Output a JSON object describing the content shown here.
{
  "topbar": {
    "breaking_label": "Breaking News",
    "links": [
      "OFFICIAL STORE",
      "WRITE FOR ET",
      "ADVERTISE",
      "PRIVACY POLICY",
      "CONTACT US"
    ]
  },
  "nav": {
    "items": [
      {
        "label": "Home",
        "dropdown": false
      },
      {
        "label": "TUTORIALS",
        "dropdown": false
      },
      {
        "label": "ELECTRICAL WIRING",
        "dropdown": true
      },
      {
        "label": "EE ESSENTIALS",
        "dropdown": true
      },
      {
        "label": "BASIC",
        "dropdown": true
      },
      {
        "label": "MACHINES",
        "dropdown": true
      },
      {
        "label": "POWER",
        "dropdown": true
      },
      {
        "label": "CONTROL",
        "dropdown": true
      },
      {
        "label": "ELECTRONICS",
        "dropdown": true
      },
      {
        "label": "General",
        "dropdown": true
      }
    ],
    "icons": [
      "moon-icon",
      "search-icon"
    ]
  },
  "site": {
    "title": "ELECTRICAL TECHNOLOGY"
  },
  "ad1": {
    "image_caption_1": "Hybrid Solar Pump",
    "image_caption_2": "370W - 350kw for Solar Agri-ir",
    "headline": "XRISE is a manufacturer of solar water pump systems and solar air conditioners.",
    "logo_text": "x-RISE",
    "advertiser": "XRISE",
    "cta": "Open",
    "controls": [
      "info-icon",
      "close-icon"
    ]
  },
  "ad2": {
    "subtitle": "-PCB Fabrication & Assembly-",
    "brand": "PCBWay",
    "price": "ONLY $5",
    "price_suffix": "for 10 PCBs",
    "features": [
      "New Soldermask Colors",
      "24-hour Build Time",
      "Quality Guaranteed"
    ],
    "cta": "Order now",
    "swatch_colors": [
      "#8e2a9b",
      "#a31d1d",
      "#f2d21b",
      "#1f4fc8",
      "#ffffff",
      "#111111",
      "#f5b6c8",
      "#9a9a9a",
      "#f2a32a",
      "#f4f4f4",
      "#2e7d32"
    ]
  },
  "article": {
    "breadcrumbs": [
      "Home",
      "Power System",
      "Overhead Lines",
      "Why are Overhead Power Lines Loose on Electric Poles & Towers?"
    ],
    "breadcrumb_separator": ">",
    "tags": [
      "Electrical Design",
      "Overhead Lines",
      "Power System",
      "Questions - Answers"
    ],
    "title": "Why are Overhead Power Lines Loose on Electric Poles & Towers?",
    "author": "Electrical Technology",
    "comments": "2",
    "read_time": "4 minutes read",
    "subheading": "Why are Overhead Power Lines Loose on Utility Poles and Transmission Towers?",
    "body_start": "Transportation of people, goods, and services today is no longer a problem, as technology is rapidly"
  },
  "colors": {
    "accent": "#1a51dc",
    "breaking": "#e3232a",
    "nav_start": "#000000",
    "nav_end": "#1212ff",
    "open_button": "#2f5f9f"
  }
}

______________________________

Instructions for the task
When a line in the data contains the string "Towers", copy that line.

Written answer
      "Why are Overhead Power Lines Loose on Electric Poles & Towers?"
    "title": "Why are Overhead Power Lines Loose on Electric Poles & Towers?",
    "subheading": "Why are Overhead Power Lines Loose on Utility Poles and Transmission Towers?",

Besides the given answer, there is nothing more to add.